During that time it has attracted considerable amounts of traffic and a huge archive of community discussions. With over 150,000 registered users and up to 500,000 unique visitors every month, there are now more than 6.4m posts on SheffieldForum.co.uk, and this is increasing at a rate of around 2,000 per day.
In a social media age, what Geoff’s experience shows is that forums continue to offer a highly relevant means for local communities to come together and communicate.
As part of my semi-regular FAQ series, here are some answers to a series of questions posed by someone as part of their research.
To what extent do you believe social media has removed the barrier between journalists and the public?
Significantly.
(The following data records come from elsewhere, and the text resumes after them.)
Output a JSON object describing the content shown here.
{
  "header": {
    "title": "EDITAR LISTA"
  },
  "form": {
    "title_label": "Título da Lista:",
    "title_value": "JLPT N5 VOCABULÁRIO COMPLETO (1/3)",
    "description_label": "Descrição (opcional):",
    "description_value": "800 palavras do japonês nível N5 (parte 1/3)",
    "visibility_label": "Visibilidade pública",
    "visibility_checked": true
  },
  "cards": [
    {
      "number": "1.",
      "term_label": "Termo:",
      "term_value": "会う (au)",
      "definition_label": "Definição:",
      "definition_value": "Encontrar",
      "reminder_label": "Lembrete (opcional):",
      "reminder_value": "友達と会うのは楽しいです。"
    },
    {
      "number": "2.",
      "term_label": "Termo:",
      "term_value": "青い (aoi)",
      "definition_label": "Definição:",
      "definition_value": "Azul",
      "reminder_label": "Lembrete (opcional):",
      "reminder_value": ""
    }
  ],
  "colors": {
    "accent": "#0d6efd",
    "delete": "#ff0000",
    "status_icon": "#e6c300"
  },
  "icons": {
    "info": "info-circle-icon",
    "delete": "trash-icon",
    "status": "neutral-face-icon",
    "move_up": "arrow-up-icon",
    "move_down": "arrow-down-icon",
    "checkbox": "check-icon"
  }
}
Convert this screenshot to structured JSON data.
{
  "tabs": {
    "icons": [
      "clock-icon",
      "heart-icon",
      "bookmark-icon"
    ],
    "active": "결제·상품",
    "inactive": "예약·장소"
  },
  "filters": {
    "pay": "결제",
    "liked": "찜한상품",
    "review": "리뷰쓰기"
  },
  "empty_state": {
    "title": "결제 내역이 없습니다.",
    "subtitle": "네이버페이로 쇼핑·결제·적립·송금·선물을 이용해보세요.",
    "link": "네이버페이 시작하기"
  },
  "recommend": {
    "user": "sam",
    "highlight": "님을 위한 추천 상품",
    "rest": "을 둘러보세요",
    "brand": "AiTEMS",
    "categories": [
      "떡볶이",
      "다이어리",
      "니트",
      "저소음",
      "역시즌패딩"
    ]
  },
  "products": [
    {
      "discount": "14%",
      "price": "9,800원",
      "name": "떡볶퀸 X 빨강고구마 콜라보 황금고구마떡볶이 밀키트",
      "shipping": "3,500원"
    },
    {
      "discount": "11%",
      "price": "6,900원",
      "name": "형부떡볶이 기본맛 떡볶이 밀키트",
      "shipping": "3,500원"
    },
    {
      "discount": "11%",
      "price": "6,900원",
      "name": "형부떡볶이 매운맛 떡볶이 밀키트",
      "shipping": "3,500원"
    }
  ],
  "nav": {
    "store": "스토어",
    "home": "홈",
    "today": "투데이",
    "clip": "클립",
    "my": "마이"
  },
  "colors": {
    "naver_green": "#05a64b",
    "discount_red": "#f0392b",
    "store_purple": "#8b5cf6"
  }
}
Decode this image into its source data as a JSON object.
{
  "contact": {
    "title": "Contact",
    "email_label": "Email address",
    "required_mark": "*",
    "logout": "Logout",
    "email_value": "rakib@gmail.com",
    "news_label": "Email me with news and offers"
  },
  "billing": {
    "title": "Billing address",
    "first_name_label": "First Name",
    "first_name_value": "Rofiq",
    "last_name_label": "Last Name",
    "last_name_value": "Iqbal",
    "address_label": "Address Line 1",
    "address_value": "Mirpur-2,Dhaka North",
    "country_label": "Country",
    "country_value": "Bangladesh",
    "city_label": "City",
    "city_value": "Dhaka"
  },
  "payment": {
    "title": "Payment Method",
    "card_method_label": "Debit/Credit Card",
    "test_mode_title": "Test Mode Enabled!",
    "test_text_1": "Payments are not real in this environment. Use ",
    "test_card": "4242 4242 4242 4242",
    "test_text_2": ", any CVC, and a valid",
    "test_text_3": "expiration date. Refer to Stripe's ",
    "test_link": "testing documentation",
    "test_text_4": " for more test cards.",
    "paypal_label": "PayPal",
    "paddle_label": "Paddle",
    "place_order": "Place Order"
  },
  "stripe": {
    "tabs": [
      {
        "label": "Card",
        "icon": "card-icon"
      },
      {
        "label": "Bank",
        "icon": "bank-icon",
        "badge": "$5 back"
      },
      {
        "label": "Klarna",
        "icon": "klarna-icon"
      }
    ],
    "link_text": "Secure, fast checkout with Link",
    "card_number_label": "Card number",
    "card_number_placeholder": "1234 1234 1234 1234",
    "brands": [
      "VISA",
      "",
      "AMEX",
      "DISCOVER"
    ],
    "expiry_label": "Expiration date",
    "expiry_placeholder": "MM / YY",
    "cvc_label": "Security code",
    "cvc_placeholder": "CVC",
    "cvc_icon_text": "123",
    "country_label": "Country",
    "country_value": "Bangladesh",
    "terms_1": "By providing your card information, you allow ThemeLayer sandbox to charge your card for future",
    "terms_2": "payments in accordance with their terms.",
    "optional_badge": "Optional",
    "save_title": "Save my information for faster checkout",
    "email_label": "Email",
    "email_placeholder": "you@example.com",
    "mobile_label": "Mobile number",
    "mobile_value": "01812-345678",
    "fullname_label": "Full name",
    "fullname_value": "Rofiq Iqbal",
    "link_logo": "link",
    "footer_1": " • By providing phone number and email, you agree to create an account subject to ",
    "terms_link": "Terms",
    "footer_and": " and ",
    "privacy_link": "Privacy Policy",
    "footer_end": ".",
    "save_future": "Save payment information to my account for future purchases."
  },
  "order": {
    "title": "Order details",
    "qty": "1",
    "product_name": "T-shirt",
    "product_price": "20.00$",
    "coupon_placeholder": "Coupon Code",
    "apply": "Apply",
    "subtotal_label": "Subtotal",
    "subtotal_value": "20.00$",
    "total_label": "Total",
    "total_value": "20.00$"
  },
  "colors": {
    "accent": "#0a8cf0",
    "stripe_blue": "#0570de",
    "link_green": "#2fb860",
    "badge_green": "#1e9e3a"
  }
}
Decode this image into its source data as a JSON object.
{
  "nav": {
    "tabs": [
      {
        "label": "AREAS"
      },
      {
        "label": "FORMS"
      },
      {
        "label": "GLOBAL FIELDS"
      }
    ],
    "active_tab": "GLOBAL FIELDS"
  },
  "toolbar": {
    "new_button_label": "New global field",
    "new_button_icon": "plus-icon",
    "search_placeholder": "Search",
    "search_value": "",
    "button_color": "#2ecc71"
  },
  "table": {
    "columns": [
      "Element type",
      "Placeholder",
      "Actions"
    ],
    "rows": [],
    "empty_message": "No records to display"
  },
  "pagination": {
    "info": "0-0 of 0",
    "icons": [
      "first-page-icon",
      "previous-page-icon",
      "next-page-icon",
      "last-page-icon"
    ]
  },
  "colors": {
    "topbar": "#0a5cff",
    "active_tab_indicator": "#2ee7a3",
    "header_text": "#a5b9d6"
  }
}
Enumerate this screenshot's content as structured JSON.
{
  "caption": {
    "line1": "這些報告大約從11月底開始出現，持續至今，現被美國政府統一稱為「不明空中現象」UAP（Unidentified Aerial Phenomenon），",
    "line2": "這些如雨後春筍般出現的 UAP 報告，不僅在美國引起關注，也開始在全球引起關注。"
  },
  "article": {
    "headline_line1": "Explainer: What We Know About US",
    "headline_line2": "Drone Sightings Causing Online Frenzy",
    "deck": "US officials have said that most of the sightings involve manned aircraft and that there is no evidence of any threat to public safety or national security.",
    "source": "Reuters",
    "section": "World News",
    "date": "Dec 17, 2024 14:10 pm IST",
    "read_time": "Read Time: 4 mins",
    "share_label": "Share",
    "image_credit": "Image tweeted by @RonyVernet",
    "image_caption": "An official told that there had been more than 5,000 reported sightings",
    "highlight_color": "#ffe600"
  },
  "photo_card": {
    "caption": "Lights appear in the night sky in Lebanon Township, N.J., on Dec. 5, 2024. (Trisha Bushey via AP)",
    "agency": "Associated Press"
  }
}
Journalists are trained to find regular sources of news – that mostly means formal organisations such as government bodies, unions, press officers, and a few community figures such as the local vicar, postmaster etc. Continue reading →
Comparison of time spent on a selection of Live Blogs, articles, and picture galleries at Guardian.co.uk, March to May 2011
In a guest post for OJB, Neil Thurman highlights a new research report that suggests that Live Blogs outperform other online news formats by up to 300% and are seen by readers as more transparent, trusted, and ‘factual’ than conventional online news stories.
As a new semester nears, I thought I would anticipate the ‘What should I read?’ enquiries by sharing an aggregated reading list from the classes I teach at both Birmingham City University and City University London. Here are 10 key topics with varying numbers of books for each – I’d very much welcome other suggestions:
I’ve now covered almost all of the 5 roles in an investigations team I posted about earlier this year – apart from the multimedia journalist role. So here’s how to get started in that role.
Multimedia journalism is a pretty nebulous term. As a result, in my experience, when students try to adopt the role two main problems recur: 1) having a narrow assumption of what multimedia means (i.e. video) and 2) not being able to see the multimedia possibilities of your work.
Multimedia journalism is a very different beast to broadcast journalism. In broadcast journalism your role was comparatively simple: you had one medium to use, and a well-worn format to employ.
Put another way: in broadcast journalism the medium was imposed on the story; in multimedia journalism, the story imposes the medium.